In practice, however, it seems likely that the NSW government intends to move quickly, following the establishment of its water infrastructure access regime, to have declaration of Sydney Water’s waste water infrastructure revoked, either before or after seeking certification of its regime.
The substitution of a state based access regime or undertaking for the declared services could only occur if the NCC recommended revocation of the declaration made by the ACT.
There are no provisions in the TPA expressly conferring a power on any person to seek a recommendation for revocation from the NCC. Further, while the NCC cannot revoke a declaration unless the criteria for declaration are no longer satisfied, the NCC has a discretion whether to revoke where this requirement is met. Once again, however, these elements of the TPA are unlikely to raise any barrier to the NSW government in obtaining revocation, as the NCC is likely to act in accordance with the intent that the TPA not cover a service that is subject to an effective access regime1 regardless of the lack of legislative compulsion.
The relevant Minister can only revoke the declaration if it receives a revocation recommendation from the NCC. The NCC can only make that recommendation if it is satisfied that, at the time it is considering its recommendation, the tests for making a declaration would not be satisfied. This would include in particular whether the declaration continues to promote competition in another market, and the effectiveness of the new access regime in relation to the facility.
While the NCC may make such a recommendation on the basis that an ‘effective’ access regime now exists, a crucial step for the NSW government is to first seek to develop an effective access regime – that is, a regime that conforms to the Competition Principles Agreement principles for such a regime – before seeking revocation. Provided, however, the NSW government makes some effort to ensure its regime accords with those principles, even where the regime is not strictly an effective access regime, the pre-conditions for revocation will almost certainly be met. This is because the NCC is likely to conclude that continued declaration of Sydney Water’s waste water infrastructure services will not promote competition in any related market, where a State regime would compel regulated access to those services in the absence of declaration.2
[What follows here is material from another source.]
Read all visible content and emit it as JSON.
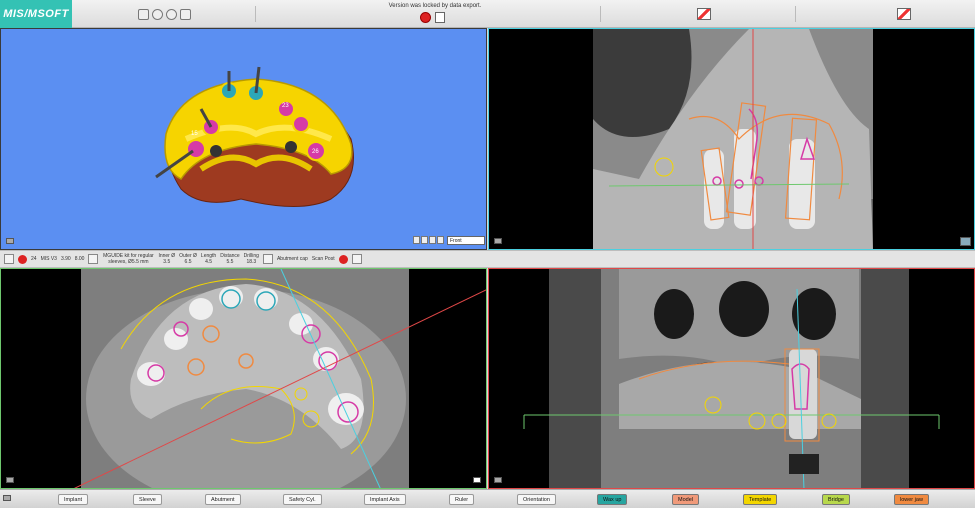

Obtaining this recommendation may take some time, as there are at present no statutory timeframes in which the NCC must adhere in making the recommendation.
1 Clause 6(2) of the Competition Principles Agreement expressly states that the intent of the Commonwealth and State and Territories Governments that are signatories to that Agreement was that the TPA access regime not cover any infrastructure service that is subject to a State or Territory effective access regime, except where issues arise from the relevant facility being situated in more than one jurisdiction.
2 The NCC adopted this line of reasoning in recommending against the declaration of Freight Victoria Limited’s Victorian intra-state rail network (see NCC’s Final Recommendation for Freight Australia’s application for declaration of its Victorian rail network services, December 2001). The NCC concluded in assessing the application for declaration that the existing (but not certified) Victorian rail access regime, which covered the intra-state rail network, was not an effective access regime. However, it nonetheless concluded that the operation of the regime had the effect that declaration of the network would not promote competition in any market.
This publication is intended as a first point of reference and should not be relied on as a substitute for professional advice. Specialist legal advice should always be sought in relation to any particular circumstances and no liability will be accepted for any losses incurred by those relying solely on this publication.